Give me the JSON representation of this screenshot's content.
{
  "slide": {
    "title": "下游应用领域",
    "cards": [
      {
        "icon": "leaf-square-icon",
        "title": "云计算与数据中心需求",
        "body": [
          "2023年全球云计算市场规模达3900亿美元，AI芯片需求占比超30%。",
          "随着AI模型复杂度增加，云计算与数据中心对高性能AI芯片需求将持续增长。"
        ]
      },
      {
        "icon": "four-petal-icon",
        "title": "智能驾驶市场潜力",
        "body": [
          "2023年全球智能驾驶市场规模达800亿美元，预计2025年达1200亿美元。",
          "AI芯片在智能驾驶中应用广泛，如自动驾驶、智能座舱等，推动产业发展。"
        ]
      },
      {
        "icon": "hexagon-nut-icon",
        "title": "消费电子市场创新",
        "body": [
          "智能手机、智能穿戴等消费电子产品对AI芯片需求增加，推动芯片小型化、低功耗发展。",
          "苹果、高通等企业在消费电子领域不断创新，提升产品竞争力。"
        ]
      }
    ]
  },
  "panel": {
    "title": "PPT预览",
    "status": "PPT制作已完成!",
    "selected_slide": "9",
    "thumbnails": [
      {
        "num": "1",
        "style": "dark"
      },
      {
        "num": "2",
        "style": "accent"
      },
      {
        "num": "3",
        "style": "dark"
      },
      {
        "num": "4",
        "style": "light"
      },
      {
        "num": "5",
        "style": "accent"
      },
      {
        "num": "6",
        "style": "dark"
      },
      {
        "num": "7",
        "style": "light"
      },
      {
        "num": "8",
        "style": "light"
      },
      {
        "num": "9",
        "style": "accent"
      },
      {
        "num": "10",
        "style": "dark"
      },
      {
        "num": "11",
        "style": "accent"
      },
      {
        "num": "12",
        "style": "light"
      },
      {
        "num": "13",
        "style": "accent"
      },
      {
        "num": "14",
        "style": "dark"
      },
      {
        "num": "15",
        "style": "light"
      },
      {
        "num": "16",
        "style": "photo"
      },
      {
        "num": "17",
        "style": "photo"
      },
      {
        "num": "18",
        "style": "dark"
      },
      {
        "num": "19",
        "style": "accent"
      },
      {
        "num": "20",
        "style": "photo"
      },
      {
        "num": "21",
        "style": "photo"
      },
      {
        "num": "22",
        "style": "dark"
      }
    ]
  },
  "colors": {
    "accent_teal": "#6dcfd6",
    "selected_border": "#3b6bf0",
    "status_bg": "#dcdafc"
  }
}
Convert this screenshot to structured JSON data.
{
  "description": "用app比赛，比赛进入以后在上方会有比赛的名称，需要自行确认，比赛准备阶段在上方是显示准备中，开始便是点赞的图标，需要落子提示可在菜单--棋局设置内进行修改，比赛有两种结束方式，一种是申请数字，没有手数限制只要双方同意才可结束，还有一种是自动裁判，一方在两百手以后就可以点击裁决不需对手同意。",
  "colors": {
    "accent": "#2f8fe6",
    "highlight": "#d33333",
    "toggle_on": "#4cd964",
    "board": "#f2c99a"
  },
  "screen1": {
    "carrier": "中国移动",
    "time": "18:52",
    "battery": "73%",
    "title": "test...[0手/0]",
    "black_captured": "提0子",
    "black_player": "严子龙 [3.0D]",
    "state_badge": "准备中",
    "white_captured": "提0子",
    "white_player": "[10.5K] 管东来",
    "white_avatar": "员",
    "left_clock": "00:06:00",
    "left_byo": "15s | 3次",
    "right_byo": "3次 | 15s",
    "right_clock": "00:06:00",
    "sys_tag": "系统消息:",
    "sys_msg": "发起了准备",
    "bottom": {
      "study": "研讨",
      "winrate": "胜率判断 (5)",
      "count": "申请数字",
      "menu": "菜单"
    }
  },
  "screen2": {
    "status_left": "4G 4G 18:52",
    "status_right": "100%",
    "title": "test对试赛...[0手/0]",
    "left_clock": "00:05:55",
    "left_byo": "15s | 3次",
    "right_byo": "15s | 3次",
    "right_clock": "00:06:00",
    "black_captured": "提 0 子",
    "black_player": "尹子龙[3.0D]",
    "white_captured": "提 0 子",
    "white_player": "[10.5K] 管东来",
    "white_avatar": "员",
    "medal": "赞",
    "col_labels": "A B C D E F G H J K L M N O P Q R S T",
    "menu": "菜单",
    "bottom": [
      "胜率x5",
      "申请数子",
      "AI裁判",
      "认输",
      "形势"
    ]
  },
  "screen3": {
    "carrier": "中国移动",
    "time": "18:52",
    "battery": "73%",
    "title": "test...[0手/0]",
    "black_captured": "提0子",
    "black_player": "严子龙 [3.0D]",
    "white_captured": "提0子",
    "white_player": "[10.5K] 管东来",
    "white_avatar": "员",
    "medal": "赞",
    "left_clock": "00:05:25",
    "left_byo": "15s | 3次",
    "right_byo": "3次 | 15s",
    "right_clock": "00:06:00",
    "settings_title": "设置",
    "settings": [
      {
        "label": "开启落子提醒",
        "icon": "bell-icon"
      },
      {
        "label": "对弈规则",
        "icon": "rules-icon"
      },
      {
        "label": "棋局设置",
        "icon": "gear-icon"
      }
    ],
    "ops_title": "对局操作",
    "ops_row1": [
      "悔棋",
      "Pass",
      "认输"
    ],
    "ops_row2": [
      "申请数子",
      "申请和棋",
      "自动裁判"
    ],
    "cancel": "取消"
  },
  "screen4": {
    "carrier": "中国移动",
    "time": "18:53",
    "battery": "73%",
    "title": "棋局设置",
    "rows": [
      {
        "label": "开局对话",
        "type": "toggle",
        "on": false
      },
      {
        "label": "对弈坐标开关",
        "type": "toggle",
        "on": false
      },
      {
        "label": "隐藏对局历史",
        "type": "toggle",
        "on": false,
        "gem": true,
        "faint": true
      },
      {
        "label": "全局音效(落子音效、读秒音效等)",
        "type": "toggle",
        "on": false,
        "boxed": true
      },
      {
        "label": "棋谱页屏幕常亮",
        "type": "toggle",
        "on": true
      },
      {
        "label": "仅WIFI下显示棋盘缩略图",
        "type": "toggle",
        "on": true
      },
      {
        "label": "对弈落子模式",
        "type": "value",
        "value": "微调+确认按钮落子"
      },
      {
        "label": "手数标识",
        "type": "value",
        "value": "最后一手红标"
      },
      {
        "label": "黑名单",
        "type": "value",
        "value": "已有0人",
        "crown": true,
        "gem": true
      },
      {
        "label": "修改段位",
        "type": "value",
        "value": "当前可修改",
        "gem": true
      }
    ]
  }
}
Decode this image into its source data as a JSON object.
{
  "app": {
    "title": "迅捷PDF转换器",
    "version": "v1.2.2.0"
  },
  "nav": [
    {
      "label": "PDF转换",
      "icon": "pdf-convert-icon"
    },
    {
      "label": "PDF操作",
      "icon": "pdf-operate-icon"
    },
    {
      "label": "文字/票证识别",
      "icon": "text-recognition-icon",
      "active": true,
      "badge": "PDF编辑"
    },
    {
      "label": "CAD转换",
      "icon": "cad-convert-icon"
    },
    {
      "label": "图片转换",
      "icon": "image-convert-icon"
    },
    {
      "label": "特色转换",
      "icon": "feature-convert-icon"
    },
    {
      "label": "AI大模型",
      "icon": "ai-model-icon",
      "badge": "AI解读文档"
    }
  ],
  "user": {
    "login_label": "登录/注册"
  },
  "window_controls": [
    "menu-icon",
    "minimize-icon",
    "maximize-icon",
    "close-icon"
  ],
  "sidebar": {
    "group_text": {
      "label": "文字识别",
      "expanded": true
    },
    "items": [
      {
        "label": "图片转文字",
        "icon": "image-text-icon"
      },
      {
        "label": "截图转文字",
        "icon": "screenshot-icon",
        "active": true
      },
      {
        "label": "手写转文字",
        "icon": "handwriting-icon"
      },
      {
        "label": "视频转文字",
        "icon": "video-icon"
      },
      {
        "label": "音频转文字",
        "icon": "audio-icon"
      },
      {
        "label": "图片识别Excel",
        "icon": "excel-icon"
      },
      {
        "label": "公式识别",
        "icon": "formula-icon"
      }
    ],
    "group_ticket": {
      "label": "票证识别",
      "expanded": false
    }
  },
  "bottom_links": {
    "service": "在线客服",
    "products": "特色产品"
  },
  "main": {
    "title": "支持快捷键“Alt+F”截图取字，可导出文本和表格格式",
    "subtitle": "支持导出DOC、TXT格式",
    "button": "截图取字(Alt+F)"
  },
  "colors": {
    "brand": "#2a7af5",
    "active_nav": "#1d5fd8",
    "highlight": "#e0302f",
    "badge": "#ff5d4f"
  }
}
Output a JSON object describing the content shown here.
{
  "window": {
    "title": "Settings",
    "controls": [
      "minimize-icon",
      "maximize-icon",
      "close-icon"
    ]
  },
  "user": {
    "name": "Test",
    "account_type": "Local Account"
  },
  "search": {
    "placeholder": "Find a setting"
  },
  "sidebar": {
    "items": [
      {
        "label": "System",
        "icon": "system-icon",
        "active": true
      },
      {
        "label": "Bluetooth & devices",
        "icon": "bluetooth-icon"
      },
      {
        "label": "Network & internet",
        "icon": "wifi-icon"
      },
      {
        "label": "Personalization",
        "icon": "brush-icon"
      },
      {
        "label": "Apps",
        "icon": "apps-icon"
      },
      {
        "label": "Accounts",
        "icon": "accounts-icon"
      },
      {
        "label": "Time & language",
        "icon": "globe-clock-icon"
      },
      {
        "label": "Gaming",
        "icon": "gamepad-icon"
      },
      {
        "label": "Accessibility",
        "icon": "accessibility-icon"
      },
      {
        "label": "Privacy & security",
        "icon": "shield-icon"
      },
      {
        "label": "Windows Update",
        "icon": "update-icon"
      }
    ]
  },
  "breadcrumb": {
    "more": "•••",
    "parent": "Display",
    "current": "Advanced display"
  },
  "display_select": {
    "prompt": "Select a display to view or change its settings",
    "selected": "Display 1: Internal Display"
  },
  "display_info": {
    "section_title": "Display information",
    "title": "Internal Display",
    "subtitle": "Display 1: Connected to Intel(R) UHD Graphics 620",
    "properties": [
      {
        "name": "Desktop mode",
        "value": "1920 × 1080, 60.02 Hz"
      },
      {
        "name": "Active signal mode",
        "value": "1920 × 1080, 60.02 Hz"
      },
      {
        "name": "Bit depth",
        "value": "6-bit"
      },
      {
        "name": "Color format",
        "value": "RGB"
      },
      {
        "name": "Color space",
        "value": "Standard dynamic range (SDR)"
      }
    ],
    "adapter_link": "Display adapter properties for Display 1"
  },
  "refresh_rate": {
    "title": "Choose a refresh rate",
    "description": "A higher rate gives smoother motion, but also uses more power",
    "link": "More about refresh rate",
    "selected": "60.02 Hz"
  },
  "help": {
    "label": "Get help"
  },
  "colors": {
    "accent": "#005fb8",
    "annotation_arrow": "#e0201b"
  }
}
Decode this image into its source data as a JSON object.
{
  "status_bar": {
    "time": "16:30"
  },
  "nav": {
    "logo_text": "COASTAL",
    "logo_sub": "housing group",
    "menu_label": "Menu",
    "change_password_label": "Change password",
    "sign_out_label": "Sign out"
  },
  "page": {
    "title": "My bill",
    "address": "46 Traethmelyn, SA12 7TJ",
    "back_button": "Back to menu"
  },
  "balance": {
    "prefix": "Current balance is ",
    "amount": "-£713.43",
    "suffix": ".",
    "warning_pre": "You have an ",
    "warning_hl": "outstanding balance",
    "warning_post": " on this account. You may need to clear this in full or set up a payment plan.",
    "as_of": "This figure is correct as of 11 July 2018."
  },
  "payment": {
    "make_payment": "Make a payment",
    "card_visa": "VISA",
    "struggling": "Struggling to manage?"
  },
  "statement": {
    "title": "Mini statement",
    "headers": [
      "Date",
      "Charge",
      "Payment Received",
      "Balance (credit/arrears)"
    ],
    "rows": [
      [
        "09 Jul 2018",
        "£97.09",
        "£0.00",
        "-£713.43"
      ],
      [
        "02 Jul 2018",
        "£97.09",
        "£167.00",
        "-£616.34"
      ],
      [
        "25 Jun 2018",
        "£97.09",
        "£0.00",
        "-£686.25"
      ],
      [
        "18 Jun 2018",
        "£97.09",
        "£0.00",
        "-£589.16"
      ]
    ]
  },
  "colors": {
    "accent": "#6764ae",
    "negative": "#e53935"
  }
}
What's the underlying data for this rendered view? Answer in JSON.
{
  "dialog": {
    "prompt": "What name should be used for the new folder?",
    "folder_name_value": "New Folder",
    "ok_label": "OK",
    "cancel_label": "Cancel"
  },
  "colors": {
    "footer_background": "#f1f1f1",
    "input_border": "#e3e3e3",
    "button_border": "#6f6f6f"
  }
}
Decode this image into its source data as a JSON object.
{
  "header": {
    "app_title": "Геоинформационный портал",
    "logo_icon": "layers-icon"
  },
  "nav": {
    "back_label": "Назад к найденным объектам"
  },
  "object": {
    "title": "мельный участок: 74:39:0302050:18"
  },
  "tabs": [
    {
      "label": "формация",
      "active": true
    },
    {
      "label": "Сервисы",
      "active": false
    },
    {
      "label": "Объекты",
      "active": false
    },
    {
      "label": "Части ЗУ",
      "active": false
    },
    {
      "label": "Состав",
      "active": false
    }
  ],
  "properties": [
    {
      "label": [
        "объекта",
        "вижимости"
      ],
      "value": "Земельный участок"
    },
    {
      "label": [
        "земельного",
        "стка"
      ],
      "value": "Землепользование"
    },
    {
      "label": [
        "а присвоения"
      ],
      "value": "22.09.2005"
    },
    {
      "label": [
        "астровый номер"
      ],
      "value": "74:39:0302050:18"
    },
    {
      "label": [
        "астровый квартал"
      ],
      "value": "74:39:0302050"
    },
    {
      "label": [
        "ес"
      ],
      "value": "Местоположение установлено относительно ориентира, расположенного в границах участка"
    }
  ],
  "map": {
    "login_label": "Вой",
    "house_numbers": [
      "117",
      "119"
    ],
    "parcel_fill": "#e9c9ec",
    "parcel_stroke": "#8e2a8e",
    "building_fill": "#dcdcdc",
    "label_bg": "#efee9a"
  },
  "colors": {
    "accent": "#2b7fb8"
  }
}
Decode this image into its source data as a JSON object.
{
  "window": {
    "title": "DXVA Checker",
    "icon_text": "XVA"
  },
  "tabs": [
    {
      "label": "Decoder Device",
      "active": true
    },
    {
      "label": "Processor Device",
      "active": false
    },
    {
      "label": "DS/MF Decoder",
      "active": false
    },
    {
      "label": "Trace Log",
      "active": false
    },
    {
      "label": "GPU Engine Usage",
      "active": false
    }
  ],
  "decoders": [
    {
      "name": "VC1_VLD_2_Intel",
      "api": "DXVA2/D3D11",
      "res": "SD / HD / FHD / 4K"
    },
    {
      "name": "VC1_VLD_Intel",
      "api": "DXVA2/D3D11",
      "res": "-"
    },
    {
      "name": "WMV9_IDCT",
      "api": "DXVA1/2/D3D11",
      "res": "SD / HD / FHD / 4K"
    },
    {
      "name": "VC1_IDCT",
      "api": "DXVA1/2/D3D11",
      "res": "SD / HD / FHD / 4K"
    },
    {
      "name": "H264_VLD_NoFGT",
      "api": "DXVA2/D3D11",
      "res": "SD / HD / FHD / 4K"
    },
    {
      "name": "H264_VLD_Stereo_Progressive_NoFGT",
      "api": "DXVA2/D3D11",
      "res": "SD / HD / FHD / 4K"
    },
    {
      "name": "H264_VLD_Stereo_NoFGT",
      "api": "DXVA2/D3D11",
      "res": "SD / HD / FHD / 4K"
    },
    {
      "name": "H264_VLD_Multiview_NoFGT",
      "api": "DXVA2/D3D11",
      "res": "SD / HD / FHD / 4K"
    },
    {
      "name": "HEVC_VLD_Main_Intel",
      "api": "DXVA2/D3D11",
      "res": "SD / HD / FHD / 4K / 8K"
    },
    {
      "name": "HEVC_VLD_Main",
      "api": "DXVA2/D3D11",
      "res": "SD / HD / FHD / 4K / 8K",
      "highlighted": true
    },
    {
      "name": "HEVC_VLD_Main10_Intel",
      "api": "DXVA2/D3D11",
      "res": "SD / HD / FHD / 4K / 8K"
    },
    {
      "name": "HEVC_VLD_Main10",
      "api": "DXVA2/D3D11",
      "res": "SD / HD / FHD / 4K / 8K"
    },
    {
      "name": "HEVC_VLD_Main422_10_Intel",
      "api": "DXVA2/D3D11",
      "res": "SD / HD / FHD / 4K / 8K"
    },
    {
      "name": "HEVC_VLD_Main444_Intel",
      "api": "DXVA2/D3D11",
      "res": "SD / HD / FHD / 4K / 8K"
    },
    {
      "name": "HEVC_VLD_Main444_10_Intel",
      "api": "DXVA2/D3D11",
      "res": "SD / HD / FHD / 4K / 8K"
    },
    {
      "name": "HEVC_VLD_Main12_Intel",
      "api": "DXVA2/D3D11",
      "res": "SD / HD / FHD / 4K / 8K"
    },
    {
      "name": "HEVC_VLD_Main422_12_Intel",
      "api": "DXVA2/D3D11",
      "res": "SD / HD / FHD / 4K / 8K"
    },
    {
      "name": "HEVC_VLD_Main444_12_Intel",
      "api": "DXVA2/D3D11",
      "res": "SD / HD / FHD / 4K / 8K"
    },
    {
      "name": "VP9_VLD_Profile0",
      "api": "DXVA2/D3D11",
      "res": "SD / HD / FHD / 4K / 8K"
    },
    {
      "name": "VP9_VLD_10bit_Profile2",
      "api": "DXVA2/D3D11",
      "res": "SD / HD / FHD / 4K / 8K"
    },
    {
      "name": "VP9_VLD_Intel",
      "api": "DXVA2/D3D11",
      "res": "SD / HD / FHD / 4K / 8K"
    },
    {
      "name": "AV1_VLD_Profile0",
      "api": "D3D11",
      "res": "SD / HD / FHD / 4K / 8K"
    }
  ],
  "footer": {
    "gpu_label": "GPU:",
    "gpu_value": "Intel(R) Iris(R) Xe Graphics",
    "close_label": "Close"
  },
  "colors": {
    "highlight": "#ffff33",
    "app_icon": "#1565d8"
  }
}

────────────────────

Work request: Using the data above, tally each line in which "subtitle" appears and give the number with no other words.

Result: 2